Data items:
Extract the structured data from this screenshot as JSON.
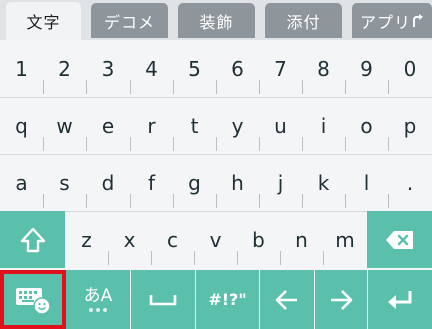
{
  "tabs": [
    {
      "label": "文字",
      "active": true
    },
    {
      "label": "デコメ",
      "active": false
    },
    {
      "label": "装飾",
      "active": false
    },
    {
      "label": "添付",
      "active": false
    },
    {
      "label": "アプリ",
      "active": false
    }
  ],
  "rows": {
    "numbers": [
      "1",
      "2",
      "3",
      "4",
      "5",
      "6",
      "7",
      "8",
      "9",
      "0"
    ],
    "top": [
      "q",
      "w",
      "e",
      "r",
      "t",
      "y",
      "u",
      "i",
      "o",
      "p"
    ],
    "middle": [
      "a",
      "s",
      "d",
      "f",
      "g",
      "h",
      "j",
      "k",
      "l",
      "."
    ],
    "bottom": [
      "z",
      "x",
      "c",
      "v",
      "b",
      "n",
      "m"
    ]
  },
  "function_keys": {
    "shift_icon": "shift-arrow-icon",
    "backspace_icon": "backspace-icon",
    "keyboard_settings_icon": "keyboard-smiley-icon",
    "kana_label": "あA",
    "space_icon": "space-bracket-icon",
    "symbols_label": "#!?\"",
    "left_icon": "arrow-left-icon",
    "right_icon": "arrow-right-icon",
    "enter_icon": "enter-icon"
  },
  "colors": {
    "accent_teal": "#5bc0ab",
    "highlight_red": "#e0111b",
    "tab_inactive": "#8f969b",
    "key_background": "#f3f5f6"
  }
}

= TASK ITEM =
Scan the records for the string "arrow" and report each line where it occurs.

= OUTPUT BELOW =
    "shift_icon": "shift-arrow-icon",
    "left_icon": "arrow-left-icon",
    "right_icon": "arrow-right-icon",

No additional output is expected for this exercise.